:: TASK INPUT ::

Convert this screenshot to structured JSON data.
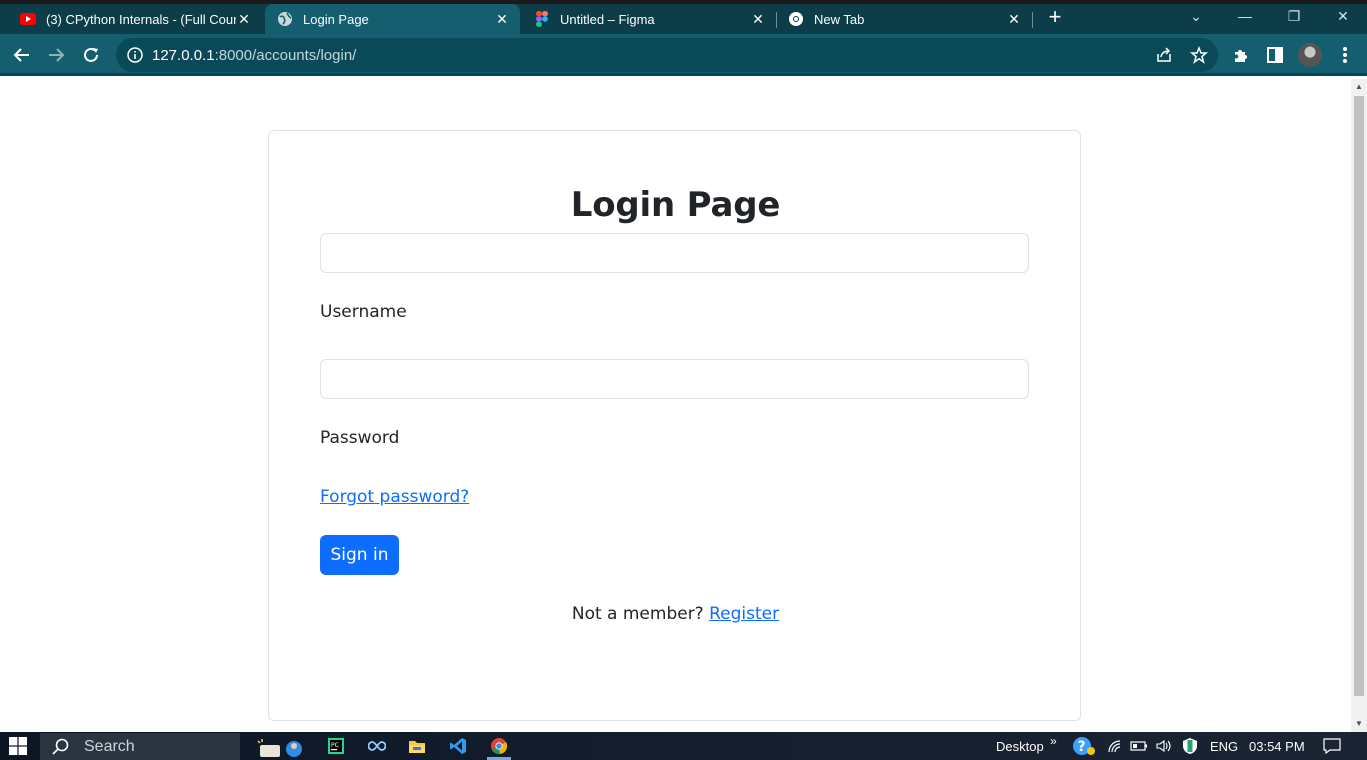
{
  "browser": {
    "tabs": [
      {
        "title": "(3) CPython Internals - (Full Cour",
        "icon": "youtube-icon",
        "active": false
      },
      {
        "title": "Login Page",
        "icon": "globe-icon",
        "active": true
      },
      {
        "title": "Untitled – Figma",
        "icon": "figma-icon",
        "active": false
      },
      {
        "title": "New Tab",
        "icon": "chrome-icon",
        "active": false
      }
    ],
    "url_host": "127.0.0.1",
    "url_path": ":8000/accounts/login/"
  },
  "page": {
    "title": "Login Page",
    "username_label": "Username",
    "username_value": "",
    "password_label": "Password",
    "password_value": "",
    "forgot_link": "Forgot password?",
    "signin_label": "Sign in",
    "not_member_text": "Not a member?",
    "register_link": "Register"
  },
  "taskbar": {
    "search_placeholder": "Search",
    "desktop_label": "Desktop",
    "language": "ENG",
    "time": "03:54 PM"
  },
  "colors": {
    "primary": "#0d6efd",
    "tab_strip": "#0c3d48",
    "toolbar": "#145e70"
  }
}
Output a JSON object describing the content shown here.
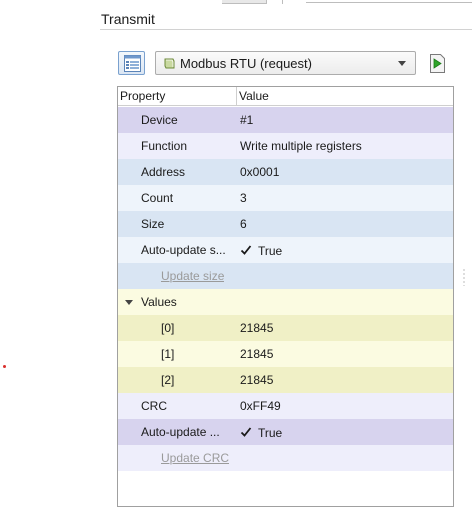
{
  "section": {
    "title": "Transmit"
  },
  "toolbar": {
    "protocol_select": "Modbus RTU (request)"
  },
  "grid": {
    "headers": {
      "property": "Property",
      "value": "Value"
    },
    "rows": [
      {
        "name": "Device",
        "value": "#1"
      },
      {
        "name": "Function",
        "value": "Write multiple registers"
      },
      {
        "name": "Address",
        "value": "0x0001"
      },
      {
        "name": "Count",
        "value": "3"
      },
      {
        "name": "Size",
        "value": "6"
      },
      {
        "name": "Auto-update s...",
        "value": "True",
        "checked": true
      },
      {
        "name": "Update size"
      },
      {
        "name": "Values"
      },
      {
        "name": "[0]",
        "value": "21845"
      },
      {
        "name": "[1]",
        "value": "21845"
      },
      {
        "name": "[2]",
        "value": "21845"
      },
      {
        "name": "CRC",
        "value": "0xFF49"
      },
      {
        "name": "Auto-update ...",
        "value": "True",
        "checked": true
      },
      {
        "name": "Update CRC"
      }
    ]
  },
  "colors": {
    "header_rows": "#d7d3ee",
    "light_purple": "#eeeefb",
    "blue_row": "#d9e5f3",
    "light_blue_row": "#eef4fb",
    "values_group": "#fbfbe1",
    "values_item": "#f0f0c6"
  },
  "icons": {
    "list_view": "list-view-icon",
    "protocol": "packet-icon",
    "send": "send-play-icon",
    "checkbox": "checkmark-icon",
    "expander": "triangle-down-icon"
  }
}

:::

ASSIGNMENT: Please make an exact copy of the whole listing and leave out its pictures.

RESULT:
Convert this screenshot to structured JSON data.
{
  "browser": {
    "tabs": [
      {
        "title": "(3) CPython Internals - (Full Cour",
        "icon": "youtube-icon",
        "active": false
      },
      {
        "title": "Login Page",
        "icon": "globe-icon",
        "active": true
      },
      {
        "title": "Untitled – Figma",
        "icon": "figma-icon",
        "active": false
      },
      {
        "title": "New Tab",
        "icon": "chrome-icon",
        "active": false
      }
    ],
    "url_host": "127.0.0.1",
    "url_path": ":8000/accounts/login/"
  },
  "page": {
    "title": "Login Page",
    "username_label": "Username",
    "username_value": "",
    "password_label": "Password",
    "password_value": "",
    "forgot_link": "Forgot password?",
    "signin_label": "Sign in",
    "not_member_text": "Not a member?",
    "register_link": "Register"
  },
  "taskbar": {
    "search_placeholder": "Search",
    "desktop_label": "Desktop",
    "language": "ENG",
    "time": "03:54 PM"
  },
  "colors": {
    "primary": "#0d6efd",
    "tab_strip": "#0c3d48",
    "toolbar": "#145e70"
  }
}
Output a JSON object describing the content shown here.
{
  "section": {
    "title": "Transmit"
  },
  "toolbar": {
    "protocol_select": "Modbus RTU (request)"
  },
  "grid": {
    "headers": {
      "property": "Property",
      "value": "Value"
    },
    "rows": [
      {
        "name": "Device",
        "value": "#1"
      },
      {
        "name": "Function",
        "value": "Write multiple registers"
      },
      {
        "name": "Address",
        "value": "0x0001"
      },
      {
        "name": "Count",
        "value": "3"
      },
      {
        "name": "Size",
        "value": "6"
      },
      {
        "name": "Auto-update s...",
        "value": "True",
        "checked": true
      },
      {
        "name": "Update size"
      },
      {
        "name": "Values"
      },
      {
        "name": "[0]",
        "value": "21845"
      },
      {
        "name": "[1]",
        "value": "21845"
      },
      {
        "name": "[2]",
        "value": "21845"
      },
      {
        "name": "CRC",
        "value": "0xFF49"
      },
      {
        "name": "Auto-update ...",
        "value": "True",
        "checked": true
      },
      {
        "name": "Update CRC"
      }
    ]
  },
  "colors": {
    "header_rows": "#d7d3ee",
    "light_purple": "#eeeefb",
    "blue_row": "#d9e5f3",
    "light_blue_row": "#eef4fb",
    "values_group": "#fbfbe1",
    "values_item": "#f0f0c6"
  },
  "icons": {
    "list_view": "list-view-icon",
    "protocol": "packet-icon",
    "send": "send-play-icon",
    "checkbox": "checkmark-icon",
    "expander": "triangle-down-icon"
  }
}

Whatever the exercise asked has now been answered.